    Our vague Moz plan is to spend two nights in Maputo and then fly north…. and we’re trying to decide between Ilha de Mozambique or the Quirimbas Archipelago for the second half of the week. So my question to you is: if you had to pick between Ilha de Mozambique and the Quirimbasa Archipelago, which would you choose? Keeping in mind that we’ll only have 4-5 days to spend in either, including the day to get there.

    I know this is kind of a question of personal preference, but I’d love to hear yours. And in case it helps, I dive, but my husband only snorkels, we’re both into culture, but we are also thinking of this as the “beachy” part of our trip.

    Thanks so much!

    • Hi Willow! Thanks for the comments! Uganda, Madagascar, and Mozambique in 3.5 weeks will be ambitious but as someoen that’s been to all three, they are some seriously special places!

      As for Ilha de Mozambique vs QUirimbas, that is one of the toughest questions to answer!!! Both places offer similar things to do and see but if you only have 4-5 days then you definitely must choose between one or the other. What is your budget like? If you’re looking for a purely beach escape, then the Quirimbas are the way to go. They are still the best beaches I’ve seen to this day. However, if you are going to Ibo Island, there are no nice beaches in Ibo to be had, you have to take a boat to the othe rislands in the Archipelago to really see the special things. HOwever, staying on those islands are usually very expensive. Check out Guludo beach lodge for a cheaper option but I never stayed there so can’t comment.

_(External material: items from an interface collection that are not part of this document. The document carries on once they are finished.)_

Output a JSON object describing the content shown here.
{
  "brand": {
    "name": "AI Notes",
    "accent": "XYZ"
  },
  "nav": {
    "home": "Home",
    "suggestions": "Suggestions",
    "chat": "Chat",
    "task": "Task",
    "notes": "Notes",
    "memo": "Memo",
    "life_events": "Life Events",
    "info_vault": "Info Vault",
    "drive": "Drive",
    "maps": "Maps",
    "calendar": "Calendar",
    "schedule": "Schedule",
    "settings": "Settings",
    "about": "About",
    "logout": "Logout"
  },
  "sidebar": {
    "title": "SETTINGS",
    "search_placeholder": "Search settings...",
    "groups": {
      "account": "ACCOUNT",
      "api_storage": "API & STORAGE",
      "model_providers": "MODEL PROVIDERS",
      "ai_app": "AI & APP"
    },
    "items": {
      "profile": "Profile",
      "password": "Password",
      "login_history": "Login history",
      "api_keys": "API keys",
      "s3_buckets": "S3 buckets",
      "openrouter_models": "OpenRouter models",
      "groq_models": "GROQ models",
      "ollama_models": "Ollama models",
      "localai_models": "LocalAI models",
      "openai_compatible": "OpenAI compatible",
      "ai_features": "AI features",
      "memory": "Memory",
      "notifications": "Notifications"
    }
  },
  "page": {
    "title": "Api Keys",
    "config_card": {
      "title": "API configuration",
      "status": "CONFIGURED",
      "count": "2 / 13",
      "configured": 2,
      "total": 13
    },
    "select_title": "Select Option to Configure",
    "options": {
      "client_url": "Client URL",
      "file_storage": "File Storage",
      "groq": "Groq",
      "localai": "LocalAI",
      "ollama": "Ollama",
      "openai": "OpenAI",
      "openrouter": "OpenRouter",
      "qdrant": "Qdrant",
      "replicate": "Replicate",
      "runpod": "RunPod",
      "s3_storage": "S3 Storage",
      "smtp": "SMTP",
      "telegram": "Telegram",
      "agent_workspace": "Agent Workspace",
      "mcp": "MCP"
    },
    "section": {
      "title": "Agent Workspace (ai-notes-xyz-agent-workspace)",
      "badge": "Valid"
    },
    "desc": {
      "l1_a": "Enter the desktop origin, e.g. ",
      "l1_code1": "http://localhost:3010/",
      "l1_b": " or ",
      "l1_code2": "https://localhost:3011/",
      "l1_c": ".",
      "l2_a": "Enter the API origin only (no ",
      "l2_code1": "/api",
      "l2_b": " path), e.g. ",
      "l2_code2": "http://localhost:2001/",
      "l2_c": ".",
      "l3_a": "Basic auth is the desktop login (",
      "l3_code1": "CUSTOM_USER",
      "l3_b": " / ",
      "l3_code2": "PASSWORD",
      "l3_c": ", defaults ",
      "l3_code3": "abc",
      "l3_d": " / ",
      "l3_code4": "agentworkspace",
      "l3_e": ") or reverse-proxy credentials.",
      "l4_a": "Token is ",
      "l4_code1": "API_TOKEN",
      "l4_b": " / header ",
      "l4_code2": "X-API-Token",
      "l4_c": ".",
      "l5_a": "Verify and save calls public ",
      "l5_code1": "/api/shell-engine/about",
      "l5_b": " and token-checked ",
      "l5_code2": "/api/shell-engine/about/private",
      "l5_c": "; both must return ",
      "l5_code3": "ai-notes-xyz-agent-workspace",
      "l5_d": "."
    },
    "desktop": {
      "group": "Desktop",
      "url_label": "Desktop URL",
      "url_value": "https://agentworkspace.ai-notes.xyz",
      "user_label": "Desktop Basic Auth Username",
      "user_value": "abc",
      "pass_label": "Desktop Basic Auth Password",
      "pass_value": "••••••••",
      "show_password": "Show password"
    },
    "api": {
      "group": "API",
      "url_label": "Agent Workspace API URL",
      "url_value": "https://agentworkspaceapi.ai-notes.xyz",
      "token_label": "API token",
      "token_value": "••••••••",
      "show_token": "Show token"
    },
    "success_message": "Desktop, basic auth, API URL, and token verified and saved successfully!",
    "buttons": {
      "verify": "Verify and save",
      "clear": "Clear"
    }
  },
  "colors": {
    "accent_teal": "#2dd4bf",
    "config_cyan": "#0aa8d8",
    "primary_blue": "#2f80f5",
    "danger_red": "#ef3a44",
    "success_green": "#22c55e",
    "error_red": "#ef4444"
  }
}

      As for Ilha, the history, architecture and just the whole ambiance of the place is something out of this world. It’s a truly special place that deserves a visit. There are also nice beaches in that area as well with nice hotels (See Coral lodge in Mossuril).

      Personally, if I only had 5 days, I’d go from Maputo to Pemba, and then fly to Ibo to explore the Quirimbas. You really can’t go wrong with either option however! Lmk what you guys decide!!

      • Hi Johnny!

        Again, your advice is so helpful! I too am leaning towards the Quirimbas, so it’s good to hear that’s what you’d choose as well. 🙂

        Our budget is on the tighter side – we’re going to be spending quite a bit to fly to all the different destinations (because of our limited time), so we’re hoping to save on accommodations. Guludo Beach Lodge looks LOVELY and we might decide to spend a night there, but I’m more inclined to stay in one of the guest houses that you’ve listed on Ibo and just take day trips to the other islands, as you did.

        Thanks again so much! We will let you know what we choose and how it goes!

        • Ah which guest house are you planning on staying in? I actually tried doing research on them but there is so little information about Ibo I gave up and caved to Miti Miwiri because it was the only thing with any sort of online prescence. Baobibo had no space for me left either and those are the only two open that I knew of. However, if you’re really serious about staying in one aside from those two, I’d contact the owner of Baobibo as they seemed to really want to promote the local tourism industry!

    • Thanks Rui! I wish I could have stayed there longer as it was truly something special. I don’t think I’ll be seeing a town like that in my lifetime for quite some time!

  2. I am planning a trip to Mozambique at the end of the year and your blog has been extremely helpful. Thank you for all of the up-to-date information, I can’t wait to get out there!